This comes after a visit by U.S. President Obama as well, where he apologized for the covert bombing campaign in Laos during the Vietnam War. Obama said that the U.S. dropped more ammunition in Laos via bombing than on Japan and Germany combined during the Second World War. He said that given U.S. history, it is America’s duty to let Laos heal the scourge of war.
Obviously that’s hyperbole. One might wonder why now. Part of the reason is that Laos is the chair of ASEAN, and therefore it was required diplomacy. More cynical analysts would point out that it is part of a general pivot to Asia.
Laos is still haunted by the war. The Philippines is now a loose cannon and a meeting was cancelled between Filipino President Duterte and Obama over the use of undiplomatic language by the former. And finally, according to bandwagoning behavior in international relations, smaller states usually gravitate towards their giant neighbors; that giant neighbor is also a huge economic power, and the giant neighbor is more pragmatic in foreign policy and doesn’t raise much concern about values and the internal dynamics of the smaller states. All that leads to ASEAN pivoting towards China.
China on the other hand has shown a fresh willingness to talk to the Philippines, Laos and Vietnam, knowing that the Obama presidency is in its final stages. The Southeast Asian countries know that economics are more important to them than geopolitics, and they are willing to accept trade acceleration and direct Chinese investment. It is admittedly a boon to Asian economic development, and it cuts down conflict risks as well.
China’s Belt and Road initiative is already connecting Asia to Europe.
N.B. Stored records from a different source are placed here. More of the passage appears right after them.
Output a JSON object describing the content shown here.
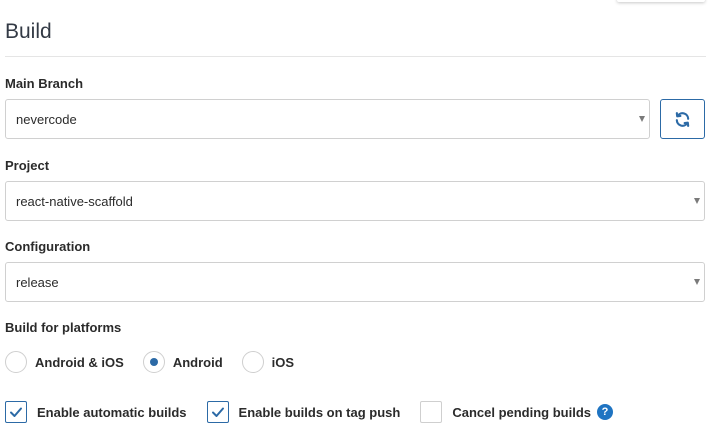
{
  "section": {
    "title": "Build"
  },
  "main_branch": {
    "label": "Main Branch",
    "value": "nevercode"
  },
  "project": {
    "label": "Project",
    "value": "react-native-scaffold"
  },
  "configuration": {
    "label": "Configuration",
    "value": "release"
  },
  "platforms": {
    "label": "Build for platforms",
    "options": [
      {
        "label": "Android & iOS",
        "checked": false
      },
      {
        "label": "Android",
        "checked": true
      },
      {
        "label": "iOS",
        "checked": false
      }
    ]
  },
  "options": [
    {
      "label": "Enable automatic builds",
      "checked": true
    },
    {
      "label": "Enable builds on tag push",
      "checked": true
    },
    {
      "label": "Cancel pending builds",
      "checked": false
    }
  ],
  "icons": {
    "refresh": "refresh-icon",
    "caret": "chevron-down-icon",
    "check": "check-icon",
    "help": "help-icon"
  },
  "help_glyph": "?",
  "colors": {
    "accent": "#2c6aa6",
    "help": "#1f74c2",
    "border": "#d0d0d0"
  }
}
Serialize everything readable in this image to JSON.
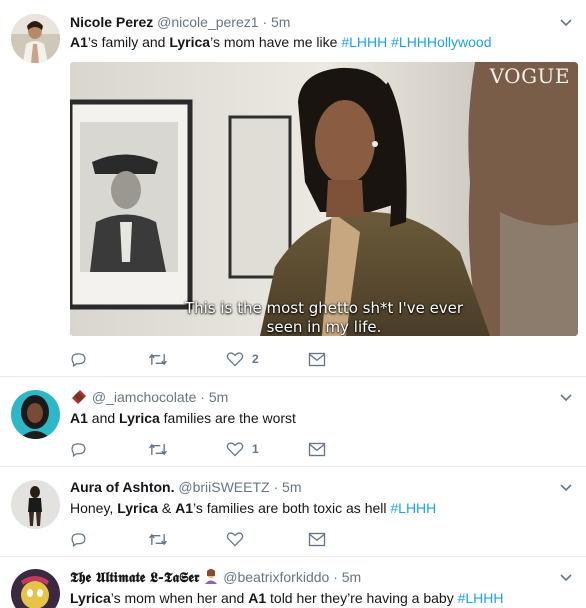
{
  "colors": {
    "link": "#1da1f2",
    "muted": "#657786",
    "text": "#14171a",
    "divider": "#e6ecf0"
  },
  "tweets": [
    {
      "name": "Nicole Perez",
      "handle": "@nicole_perez1",
      "dot": "·",
      "time": "5m",
      "text_parts": [
        {
          "t": "A1",
          "bold": true
        },
        {
          "t": "’s family and "
        },
        {
          "t": "Lyrica",
          "bold": true
        },
        {
          "t": "’s mom have me like "
        },
        {
          "t": "#LHHH",
          "link": true
        },
        {
          "t": " "
        },
        {
          "t": "#LHHHollywood",
          "link": true
        }
      ],
      "media": {
        "watermark": "VOGUE",
        "caption_line1": "This is the most ghetto sh*t I've ever",
        "caption_line2": "seen in my life."
      },
      "actions": {
        "reply": "",
        "retweet": "",
        "like": "2",
        "message": ""
      }
    },
    {
      "name": "",
      "name_emoji": "chocolate-bar-icon",
      "handle": "@_iamchocolate",
      "dot": "·",
      "time": "5m",
      "text_parts": [
        {
          "t": "A1",
          "bold": true
        },
        {
          "t": " and "
        },
        {
          "t": "Lyrica",
          "bold": true
        },
        {
          "t": " families are the worst"
        }
      ],
      "actions": {
        "reply": "",
        "retweet": "",
        "like": "1",
        "message": ""
      }
    },
    {
      "name": "Aura of Ashton.",
      "handle": "@briiSWEETZ",
      "dot": "·",
      "time": "5m",
      "text_parts": [
        {
          "t": "Honey, "
        },
        {
          "t": "Lyrica",
          "bold": true
        },
        {
          "t": " & "
        },
        {
          "t": "A1",
          "bold": true
        },
        {
          "t": "’s families are both toxic as hell "
        },
        {
          "t": "#LHHH",
          "link": true
        }
      ],
      "actions": {
        "reply": "",
        "retweet": "",
        "like": "",
        "message": ""
      }
    },
    {
      "name": "𝕿𝖍𝖊 𝖀𝖑𝖙𝖎𝖒𝖆𝖙𝖊 𝕷-𝕿𝖆𝕾𝖊𝖗",
      "name_emoji": "woman-gesturing-icon",
      "handle": "@beatrixforkiddo",
      "dot": "·",
      "time": "5m",
      "text_parts": [
        {
          "t": "Lyrica",
          "bold": true
        },
        {
          "t": "’s mom when her and "
        },
        {
          "t": "A1",
          "bold": true
        },
        {
          "t": " told her they’re having a baby "
        },
        {
          "t": "#LHHH",
          "link": true
        }
      ]
    }
  ]
}
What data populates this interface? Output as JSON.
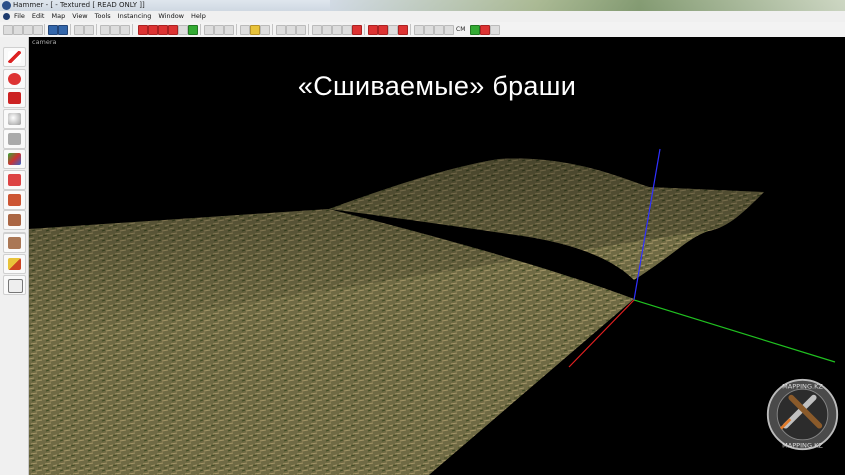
{
  "window": {
    "title": "Hammer - [ - Textured [ READ ONLY ]]"
  },
  "menu": {
    "items": [
      "File",
      "Edit",
      "Map",
      "View",
      "Tools",
      "Instancing",
      "Window",
      "Help"
    ]
  },
  "toolbar": {
    "cm_label": "CM"
  },
  "viewport": {
    "label": "camera",
    "caption": "«Сшиваемые» браши"
  },
  "colors": {
    "axis_x": "#e02020",
    "axis_y": "#20c020",
    "axis_z": "#3030ff",
    "grass_light": "#8a7d55",
    "grass_dark": "#4e5a2a"
  },
  "watermark": {
    "text_top": "MAPPING KZ",
    "text_bottom": "MAPPING.KZ"
  }
}
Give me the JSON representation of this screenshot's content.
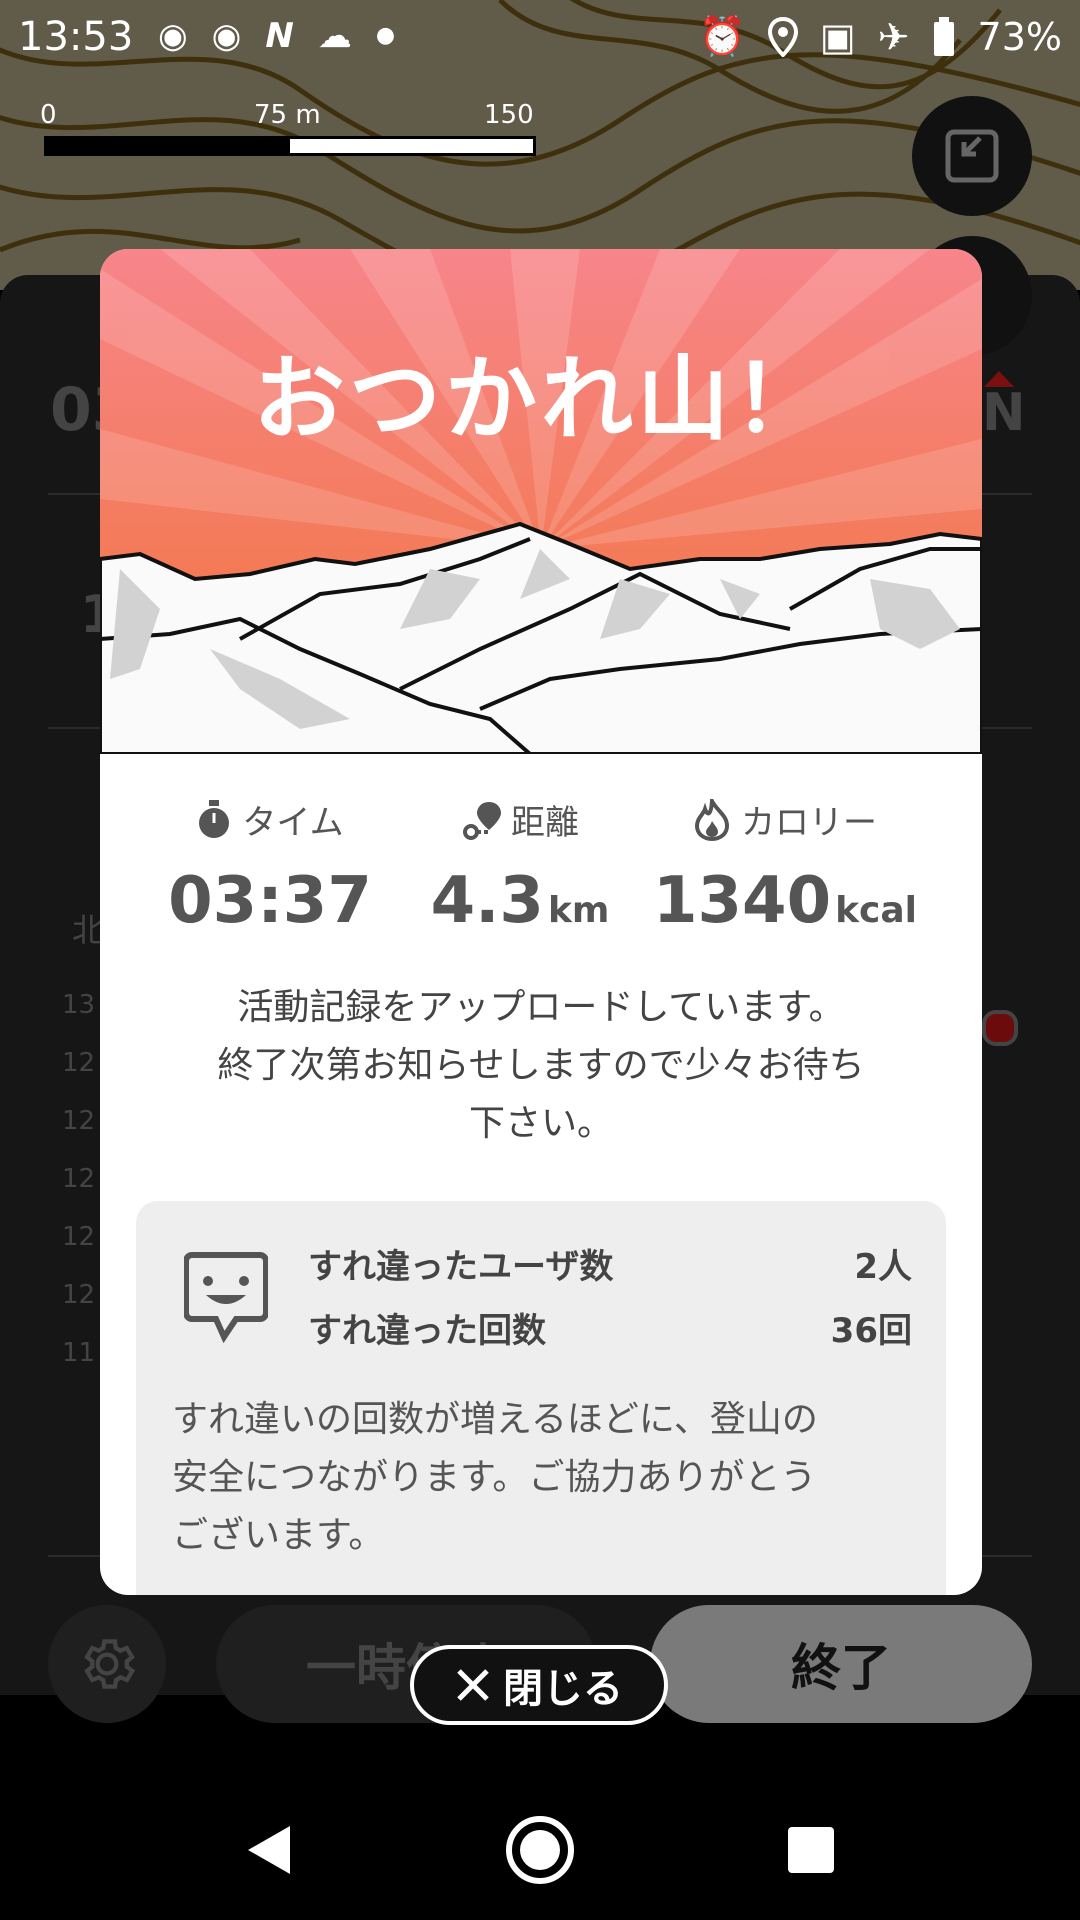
{
  "status_bar": {
    "time": "13:53",
    "battery": "73%",
    "left_icons": [
      "app-icon",
      "app-icon",
      "n-icon",
      "weather-icon",
      "dot-icon"
    ],
    "right_icons": [
      "alarm-icon",
      "location-icon",
      "data-saver-icon",
      "airplane-icon",
      "battery-icon"
    ]
  },
  "map": {
    "scale": {
      "start": "0",
      "mid": "75 m",
      "end": "150 m"
    }
  },
  "background": {
    "time_fragment": "03",
    "compass": "N",
    "row_fragment": "1",
    "north_label": "北",
    "altitudes": [
      "13",
      "12",
      "12",
      "12",
      "12",
      "12",
      "11"
    ]
  },
  "modal": {
    "title": "おつかれ山！",
    "stats": {
      "time": {
        "label": "タイム",
        "value": "03:37"
      },
      "distance": {
        "label": "距離",
        "value": "4.3",
        "unit": "km"
      },
      "calories": {
        "label": "カロリー",
        "value": "1340",
        "unit": "kcal"
      }
    },
    "upload_message": [
      "活動記録をアップロードしています。",
      "終了次第お知らせしますので少々お待ち",
      "下さい。"
    ],
    "passing": {
      "users_label": "すれ違ったユーザ数",
      "users_value": "2人",
      "count_label": "すれ違った回数",
      "count_value": "36回",
      "description": [
        "すれ違いの回数が増えるほどに、登山の",
        "安全につながります。ご協力ありがとう",
        "ございます。"
      ]
    }
  },
  "controls": {
    "pause_label": "一時停止",
    "end_label": "終了",
    "close_label": "閉じる"
  },
  "colors": {
    "hero_top": "#f7858a",
    "hero_bottom": "#f2743a",
    "text_gray": "#555555"
  }
}
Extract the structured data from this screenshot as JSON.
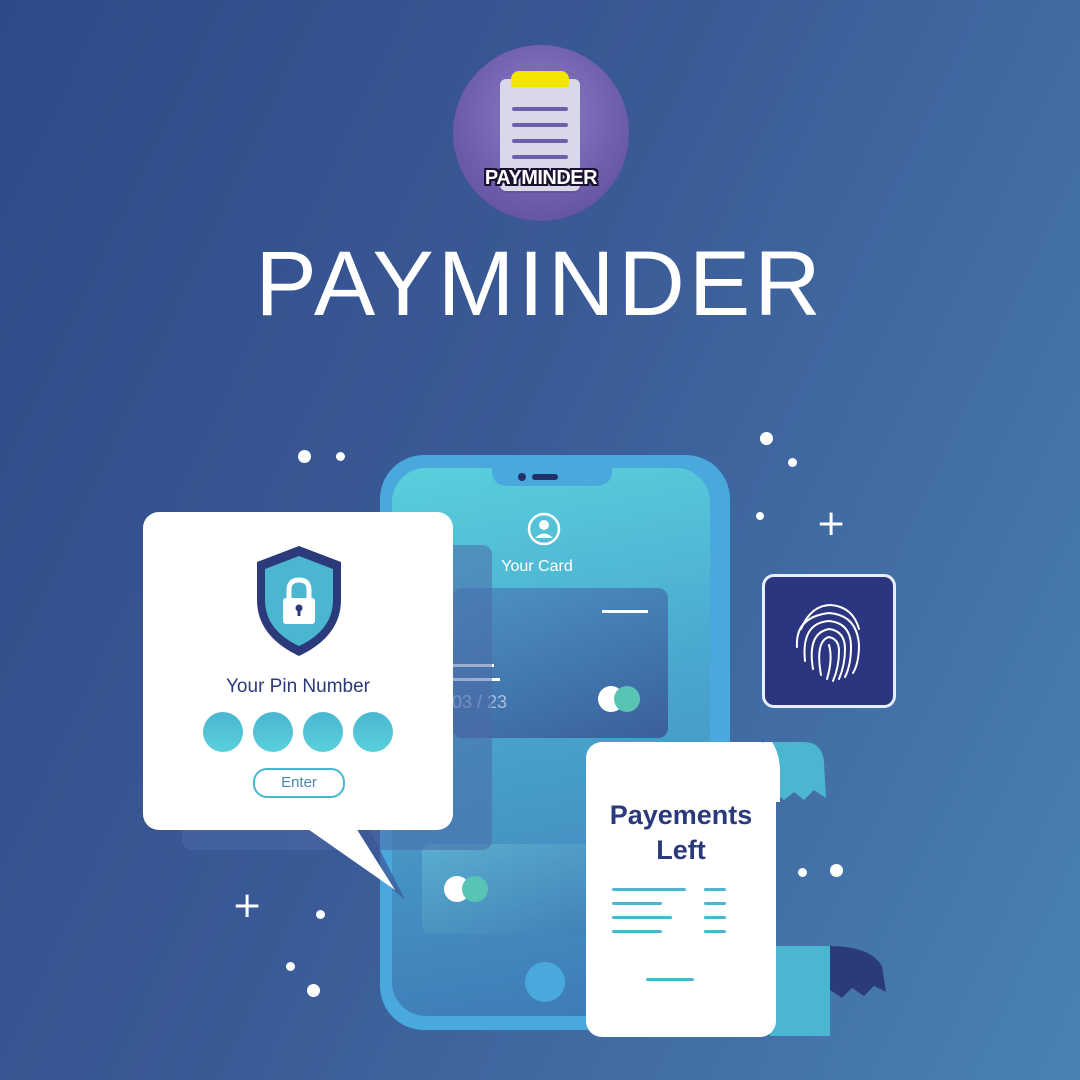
{
  "app": {
    "logo_text": "PAYMINDER",
    "title": "PAYMINDER"
  },
  "phone": {
    "card_title": "Your Card",
    "card_expiry": "03 / 23"
  },
  "pin_panel": {
    "label": "Your Pin Number",
    "enter_label": "Enter",
    "pin_dot_count": 4
  },
  "receipt": {
    "title_line1": "Payements",
    "title_line2": "Left"
  },
  "colors": {
    "accent": "#4ab6d0",
    "navy": "#2b3a7a",
    "logo_clip": "#f2e600"
  },
  "icons": [
    "shield-lock-icon",
    "user-icon",
    "fingerprint-icon",
    "plus-icon"
  ]
}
China manages the Sino-ASEAN Investment Cooperation Fund, which funds infrastructure projects and energy projects in Southeast Asia. Laos and Cambodia already have friendly relations with China, the Philippines have finally realized that they need to negotiate with China, and Thailand is steadily shifting towards Beijing economically as well.
In this time, China and ASEAN are steadily approaching détente with regards to the South China Sea issue. As I mentioned in my previous column, there are chances of conflict only when communication breaks down between states. Apparently, the ASEAN and the Chinese government understand that as well.
Both sides are planning to set up a communication hotline for unplanned maritime encounters, as well as for foreign ministries to respond during emergencies. Since 2010, ASEAN and China have been negotiating a legally binding code of maritime conduct in the South China Sea, but progress has been slow.
However, more focus should be on regional cooperation, and an effort should be made so as to ensure that the South China Sea issue doesn’t eclipse everything else on the table.
Sumantra Maitra is a columnist with China.org.cn.